Sampling in the fossil record
This week we read Wagner and Marcot's "Modelling distributions of fossil sampling rates over time, space and taxa: assessment and implications for macroevolutionary studies" in MEE.
Observed patterns in the fossil record reflect not just macroevolutionary dynamics, but preservation patterns. Sampling rates themselves vary not simply over time or among major taxonomic groups, but within time intervals over geography and environment, and among species within clades. Large databases of presences of taxa in fossil-bearing collections allow us to quantify variation in per-collection sampling rates among species within a clade. We do this separately not just for different time/stratigraphic intervals, but also for different geographic or ecologic units within time/stratigraphic intervals. We then re-assess per-million-year sampling rates given the distributions of per-collection sampling rates * We use simple distribution models (geometric and lognormal) to assess general models of per-locality sampling rate distributions given occurrences among appropriate fossiliferous localities. We break these down not simply by time period, but by general biogeographic units in order to accommodate variation over space as well as among species. * We apply these methods to occurrence data for Meso-Cenozoic mammals drawn from the Paleobiology Database and the New and Old Worlds fossil mammal database. We find that all models of distributed rates do vastly better than the best uniform sampling rates and that the lognormal in particular does an excellent job of summarizing sampling rates.
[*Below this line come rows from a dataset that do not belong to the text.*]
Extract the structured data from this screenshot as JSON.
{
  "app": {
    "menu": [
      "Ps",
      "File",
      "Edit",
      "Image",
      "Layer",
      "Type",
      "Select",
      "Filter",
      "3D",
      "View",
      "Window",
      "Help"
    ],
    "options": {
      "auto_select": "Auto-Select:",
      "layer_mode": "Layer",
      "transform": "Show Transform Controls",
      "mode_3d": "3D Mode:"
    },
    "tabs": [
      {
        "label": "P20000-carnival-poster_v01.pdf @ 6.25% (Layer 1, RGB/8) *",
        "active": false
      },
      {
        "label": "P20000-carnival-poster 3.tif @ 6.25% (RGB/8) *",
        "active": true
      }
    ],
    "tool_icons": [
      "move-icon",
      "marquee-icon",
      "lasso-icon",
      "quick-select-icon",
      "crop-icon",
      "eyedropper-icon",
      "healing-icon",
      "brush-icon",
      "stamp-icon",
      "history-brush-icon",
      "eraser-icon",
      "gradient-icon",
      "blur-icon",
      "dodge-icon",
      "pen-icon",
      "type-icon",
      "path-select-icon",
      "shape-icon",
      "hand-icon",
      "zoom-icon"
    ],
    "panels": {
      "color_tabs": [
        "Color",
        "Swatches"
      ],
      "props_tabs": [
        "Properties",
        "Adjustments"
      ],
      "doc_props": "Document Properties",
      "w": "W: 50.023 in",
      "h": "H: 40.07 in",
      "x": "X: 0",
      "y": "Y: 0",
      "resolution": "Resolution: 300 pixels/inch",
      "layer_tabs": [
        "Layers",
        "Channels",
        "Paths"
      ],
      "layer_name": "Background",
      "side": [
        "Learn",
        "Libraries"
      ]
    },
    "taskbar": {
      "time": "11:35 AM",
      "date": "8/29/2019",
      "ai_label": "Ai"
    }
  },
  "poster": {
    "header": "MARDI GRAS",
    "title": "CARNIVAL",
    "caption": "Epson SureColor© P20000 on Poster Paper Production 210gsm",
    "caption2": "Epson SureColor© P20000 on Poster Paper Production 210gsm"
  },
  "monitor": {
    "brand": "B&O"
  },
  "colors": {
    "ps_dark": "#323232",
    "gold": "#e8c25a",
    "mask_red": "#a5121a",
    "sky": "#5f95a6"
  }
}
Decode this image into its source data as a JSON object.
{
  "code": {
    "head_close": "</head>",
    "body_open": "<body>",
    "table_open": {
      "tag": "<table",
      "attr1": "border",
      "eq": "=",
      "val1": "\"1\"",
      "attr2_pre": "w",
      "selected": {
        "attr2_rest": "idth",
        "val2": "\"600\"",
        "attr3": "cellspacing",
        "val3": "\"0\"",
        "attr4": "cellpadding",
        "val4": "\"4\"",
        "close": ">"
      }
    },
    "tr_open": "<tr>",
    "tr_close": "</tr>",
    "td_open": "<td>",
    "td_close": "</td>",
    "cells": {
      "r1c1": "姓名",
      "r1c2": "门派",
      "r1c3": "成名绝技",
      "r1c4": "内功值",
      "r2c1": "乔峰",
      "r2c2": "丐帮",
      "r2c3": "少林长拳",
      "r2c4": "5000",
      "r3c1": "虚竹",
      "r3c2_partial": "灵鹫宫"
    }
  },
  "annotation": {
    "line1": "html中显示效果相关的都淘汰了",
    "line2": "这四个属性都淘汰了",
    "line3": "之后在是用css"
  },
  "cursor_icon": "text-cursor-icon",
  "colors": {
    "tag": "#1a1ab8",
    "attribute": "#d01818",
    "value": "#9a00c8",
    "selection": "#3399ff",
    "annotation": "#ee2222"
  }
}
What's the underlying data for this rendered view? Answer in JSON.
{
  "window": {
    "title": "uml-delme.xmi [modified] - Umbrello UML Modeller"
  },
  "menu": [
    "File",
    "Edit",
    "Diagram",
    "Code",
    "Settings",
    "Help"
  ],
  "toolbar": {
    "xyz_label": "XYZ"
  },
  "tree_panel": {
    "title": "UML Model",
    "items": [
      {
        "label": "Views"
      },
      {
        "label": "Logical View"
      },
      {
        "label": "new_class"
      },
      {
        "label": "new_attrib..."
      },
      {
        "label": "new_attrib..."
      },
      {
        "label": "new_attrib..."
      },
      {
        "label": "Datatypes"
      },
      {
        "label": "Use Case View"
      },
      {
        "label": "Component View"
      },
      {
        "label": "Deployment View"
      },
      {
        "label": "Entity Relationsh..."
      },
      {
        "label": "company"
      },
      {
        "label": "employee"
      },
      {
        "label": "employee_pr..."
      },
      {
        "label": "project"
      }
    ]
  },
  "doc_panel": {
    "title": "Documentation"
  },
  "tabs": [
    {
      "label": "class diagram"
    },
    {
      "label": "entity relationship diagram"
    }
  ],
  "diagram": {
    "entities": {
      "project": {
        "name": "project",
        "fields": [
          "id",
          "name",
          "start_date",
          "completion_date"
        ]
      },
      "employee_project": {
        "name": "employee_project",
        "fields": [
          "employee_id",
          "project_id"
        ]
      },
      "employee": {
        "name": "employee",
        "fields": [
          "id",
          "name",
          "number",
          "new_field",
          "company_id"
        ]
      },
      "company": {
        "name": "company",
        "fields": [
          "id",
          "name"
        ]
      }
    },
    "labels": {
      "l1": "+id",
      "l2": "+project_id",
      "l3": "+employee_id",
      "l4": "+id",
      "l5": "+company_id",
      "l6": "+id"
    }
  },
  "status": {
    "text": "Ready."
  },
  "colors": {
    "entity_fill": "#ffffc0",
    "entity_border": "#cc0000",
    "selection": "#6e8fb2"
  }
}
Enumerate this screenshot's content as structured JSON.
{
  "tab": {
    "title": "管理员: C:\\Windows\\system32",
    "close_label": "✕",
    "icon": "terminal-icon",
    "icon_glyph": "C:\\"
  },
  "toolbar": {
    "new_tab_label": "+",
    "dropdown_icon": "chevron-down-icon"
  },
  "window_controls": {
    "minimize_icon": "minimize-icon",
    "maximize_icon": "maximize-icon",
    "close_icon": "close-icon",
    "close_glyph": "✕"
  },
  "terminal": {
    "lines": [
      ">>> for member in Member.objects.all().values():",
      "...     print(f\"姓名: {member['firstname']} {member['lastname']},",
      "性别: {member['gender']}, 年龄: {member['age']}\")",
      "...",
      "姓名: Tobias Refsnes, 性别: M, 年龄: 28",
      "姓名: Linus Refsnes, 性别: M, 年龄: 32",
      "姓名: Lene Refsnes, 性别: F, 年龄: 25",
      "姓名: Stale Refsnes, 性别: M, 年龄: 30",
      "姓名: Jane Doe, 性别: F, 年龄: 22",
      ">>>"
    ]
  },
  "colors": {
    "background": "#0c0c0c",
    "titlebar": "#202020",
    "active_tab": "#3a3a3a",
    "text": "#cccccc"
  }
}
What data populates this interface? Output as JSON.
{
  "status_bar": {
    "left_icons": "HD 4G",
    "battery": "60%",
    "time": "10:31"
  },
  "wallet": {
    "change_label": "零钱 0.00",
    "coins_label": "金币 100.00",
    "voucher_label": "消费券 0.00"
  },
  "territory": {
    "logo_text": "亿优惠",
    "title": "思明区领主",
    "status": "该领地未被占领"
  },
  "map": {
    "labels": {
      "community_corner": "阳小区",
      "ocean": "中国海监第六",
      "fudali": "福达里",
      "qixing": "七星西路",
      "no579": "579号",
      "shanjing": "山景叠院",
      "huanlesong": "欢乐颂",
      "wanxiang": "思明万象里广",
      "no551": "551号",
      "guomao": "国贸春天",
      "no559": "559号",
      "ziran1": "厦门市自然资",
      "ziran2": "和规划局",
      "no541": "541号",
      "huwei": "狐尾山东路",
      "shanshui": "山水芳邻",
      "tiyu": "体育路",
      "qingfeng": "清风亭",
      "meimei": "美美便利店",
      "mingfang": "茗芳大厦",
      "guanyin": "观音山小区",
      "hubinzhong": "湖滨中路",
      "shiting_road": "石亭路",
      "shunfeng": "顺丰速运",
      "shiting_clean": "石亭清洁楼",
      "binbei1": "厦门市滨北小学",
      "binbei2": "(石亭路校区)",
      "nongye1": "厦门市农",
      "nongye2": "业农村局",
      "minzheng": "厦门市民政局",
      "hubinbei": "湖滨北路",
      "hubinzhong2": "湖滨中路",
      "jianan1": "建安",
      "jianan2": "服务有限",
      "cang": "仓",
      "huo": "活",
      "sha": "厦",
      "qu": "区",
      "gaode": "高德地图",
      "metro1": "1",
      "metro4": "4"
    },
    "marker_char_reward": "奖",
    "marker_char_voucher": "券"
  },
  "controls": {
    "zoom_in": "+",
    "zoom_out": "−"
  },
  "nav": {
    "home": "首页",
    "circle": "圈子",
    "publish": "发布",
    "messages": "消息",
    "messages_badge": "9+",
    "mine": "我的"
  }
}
We also show that the lognormal distributions vary fairly substantially among biogeographic units of the same age. * As an example of the utility of these rates, we assess the most likely divergence times for basal (Eocene–Oligocene) carnivoramorphan mammals from North America and Eurasia using both stratigraphic and morphological data. The results allow for unsampled taxa or unsampled portions of sampled lineages to be in either continent and also allow for the variation in sampling rates among species. We contrast five models using stratigraphic likelihoods in different ways to summarize how they might affect macroevolutionary inferences.